London Ambulance Service staff were forced to revert to pen and paper, following the failure of a 999 system
The London Ambulance Service (LAS) has revealed that staff manning the 999 system were forced to revert to using pen and paper after the failure of a new computer system on Wednesday.
The incident occurs as the NHS is fending off criticism about the security of its computer networks, following the alleged theft of network administration passwords by the hacker group Lulzsec.
The ambulance service in a notice on its website said “technical issues” had arisen during the implementation of a new 999 computer system on Wednesday morning.
The system was out of commission until Thursday, when the service reverted to its earlier system.
“In the interim we used our manual system for managing 999 calls, which involved recording calls on paper and passing information to ambulance crews over the radio,” the service stated. “At all times during this process our priority was to answer all incoming 999 calls, and get an appropriate response to those patients with the most serious illnesses and injuries.”
The LAS said it would be conducting a comprehensive review into the failure.

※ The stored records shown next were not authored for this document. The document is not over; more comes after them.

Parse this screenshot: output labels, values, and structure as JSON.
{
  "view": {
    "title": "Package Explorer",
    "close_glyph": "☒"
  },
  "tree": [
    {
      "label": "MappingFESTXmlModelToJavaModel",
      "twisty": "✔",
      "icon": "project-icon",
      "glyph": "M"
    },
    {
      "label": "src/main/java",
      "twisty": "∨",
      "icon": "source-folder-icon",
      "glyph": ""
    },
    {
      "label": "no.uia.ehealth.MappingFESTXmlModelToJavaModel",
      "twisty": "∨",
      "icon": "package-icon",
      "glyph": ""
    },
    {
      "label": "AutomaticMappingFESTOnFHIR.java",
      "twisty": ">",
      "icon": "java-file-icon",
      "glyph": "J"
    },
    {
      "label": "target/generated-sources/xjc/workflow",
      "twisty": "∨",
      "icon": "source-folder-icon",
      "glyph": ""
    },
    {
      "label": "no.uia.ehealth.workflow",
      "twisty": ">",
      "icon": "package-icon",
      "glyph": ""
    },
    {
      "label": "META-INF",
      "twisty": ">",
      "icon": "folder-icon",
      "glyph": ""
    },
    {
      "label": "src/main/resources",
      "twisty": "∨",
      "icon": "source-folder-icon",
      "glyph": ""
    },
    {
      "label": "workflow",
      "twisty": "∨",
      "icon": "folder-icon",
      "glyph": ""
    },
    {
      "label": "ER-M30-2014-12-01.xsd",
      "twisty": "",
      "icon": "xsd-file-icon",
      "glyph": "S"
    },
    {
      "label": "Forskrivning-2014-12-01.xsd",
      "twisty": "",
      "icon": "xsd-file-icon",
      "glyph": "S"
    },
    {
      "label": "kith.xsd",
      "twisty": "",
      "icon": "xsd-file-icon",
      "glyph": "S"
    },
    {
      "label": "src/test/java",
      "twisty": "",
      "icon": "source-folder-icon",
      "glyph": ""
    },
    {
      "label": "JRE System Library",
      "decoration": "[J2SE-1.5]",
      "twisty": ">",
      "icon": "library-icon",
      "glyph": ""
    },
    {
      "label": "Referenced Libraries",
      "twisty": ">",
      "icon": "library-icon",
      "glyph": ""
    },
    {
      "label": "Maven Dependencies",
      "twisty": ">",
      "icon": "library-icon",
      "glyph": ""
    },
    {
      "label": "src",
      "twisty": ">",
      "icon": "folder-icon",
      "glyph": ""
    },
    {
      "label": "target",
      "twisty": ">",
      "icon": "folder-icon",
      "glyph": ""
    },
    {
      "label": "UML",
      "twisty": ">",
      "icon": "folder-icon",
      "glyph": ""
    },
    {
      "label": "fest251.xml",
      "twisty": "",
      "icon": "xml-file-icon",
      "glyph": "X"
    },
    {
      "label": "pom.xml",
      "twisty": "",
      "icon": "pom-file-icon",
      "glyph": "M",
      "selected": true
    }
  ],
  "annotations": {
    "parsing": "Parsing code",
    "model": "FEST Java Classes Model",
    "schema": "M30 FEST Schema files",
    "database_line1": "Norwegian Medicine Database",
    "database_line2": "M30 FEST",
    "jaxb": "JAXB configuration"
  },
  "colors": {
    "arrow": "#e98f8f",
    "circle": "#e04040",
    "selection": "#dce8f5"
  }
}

The NHS has faced increasing criticism in recent months on a number of fronts, including the failure of the £12.7 billion National Programme for IT project (NPfIT). The Independent found last year that just 160 health organisations out of about 9,000 are using electronic patient records delivered under the scheme.
Also last year the Information Commissioner’s Office (ICO) said that the NHS had been responsible for almost a third of all recorded data breaches in the United Kingdom for the previous three years.